But this is just one glassed-in transit shelter on one street. To get the real experience of exclusion facing people with disabilities we would have to multiply these barriers tenfold all across the city.
People with disabilities don’t just feel excluded, we are excluded — from many areas of life that others take for granted, including employment, education, housing, civic engagement and social participation.
And continuing negative attitudes about people with disabilities contribute to the stigma and social isolation we experience: when you build a building without a ramp, we are left out; when you have an event without ASL interpreters, we are left out; when you fail to provide materials in accessible formats, we are left out.
Most Torontonians don’t even consider that we are systematically and structurally left out every day and in many ways.
That’s what this initiative — part of the City’s “Toronto For All” campaigns to promote an inclusive city — is all about.
But it’s only a start.
Our hope is this campaign doesn’t just remind you to include people with disabilities, but also invites you to be an ally and learn more about what you can do to make Toronto more inclusive.
Here are five ways you can start:
- See the person, not just their disability.
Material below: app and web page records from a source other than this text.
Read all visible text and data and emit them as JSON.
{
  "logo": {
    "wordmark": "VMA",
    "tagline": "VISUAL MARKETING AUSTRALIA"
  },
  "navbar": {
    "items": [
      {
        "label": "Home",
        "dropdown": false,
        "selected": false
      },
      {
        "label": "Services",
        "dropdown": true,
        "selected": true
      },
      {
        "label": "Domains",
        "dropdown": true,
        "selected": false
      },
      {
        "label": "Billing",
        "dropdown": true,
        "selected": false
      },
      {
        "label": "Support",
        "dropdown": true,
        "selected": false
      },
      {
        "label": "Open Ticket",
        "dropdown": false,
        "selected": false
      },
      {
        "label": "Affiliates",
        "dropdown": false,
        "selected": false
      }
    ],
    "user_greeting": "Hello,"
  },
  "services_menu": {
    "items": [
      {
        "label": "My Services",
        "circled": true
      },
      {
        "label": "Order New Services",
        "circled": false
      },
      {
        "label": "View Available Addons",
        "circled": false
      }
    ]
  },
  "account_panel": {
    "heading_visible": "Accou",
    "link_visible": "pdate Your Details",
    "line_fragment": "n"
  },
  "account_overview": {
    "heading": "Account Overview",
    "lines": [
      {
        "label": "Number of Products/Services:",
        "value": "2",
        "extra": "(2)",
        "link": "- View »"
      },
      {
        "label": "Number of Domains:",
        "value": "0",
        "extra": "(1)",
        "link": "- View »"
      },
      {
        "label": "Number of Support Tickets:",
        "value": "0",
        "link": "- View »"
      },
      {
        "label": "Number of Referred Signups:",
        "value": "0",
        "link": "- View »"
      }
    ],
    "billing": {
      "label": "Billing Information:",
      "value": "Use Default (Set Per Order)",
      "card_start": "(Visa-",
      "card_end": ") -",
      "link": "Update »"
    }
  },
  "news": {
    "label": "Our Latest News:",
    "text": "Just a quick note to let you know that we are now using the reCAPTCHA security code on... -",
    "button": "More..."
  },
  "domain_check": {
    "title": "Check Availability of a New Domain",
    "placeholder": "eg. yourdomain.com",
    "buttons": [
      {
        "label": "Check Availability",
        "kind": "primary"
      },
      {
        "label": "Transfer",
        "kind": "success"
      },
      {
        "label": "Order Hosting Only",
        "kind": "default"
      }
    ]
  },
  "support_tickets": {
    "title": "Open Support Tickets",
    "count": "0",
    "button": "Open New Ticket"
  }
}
Treat people with disabilities the same way you would want to be treated.
- Include people with disabilities in your conversations.
- Don’t assume people with disabilities want help, and don’t force your assistance on anyone.
- Don’t ask people with disabilities awkward and inappropriate questions about their disability.
- Speak up! When you see something that’s not accessible you can take action at sites like AccessNow and Stop Gap, among others.
These small steps can move us toward making a Toronto For All.
Wendy Porch is the executive director of the Centre for Independent Living in Toronto (CILT).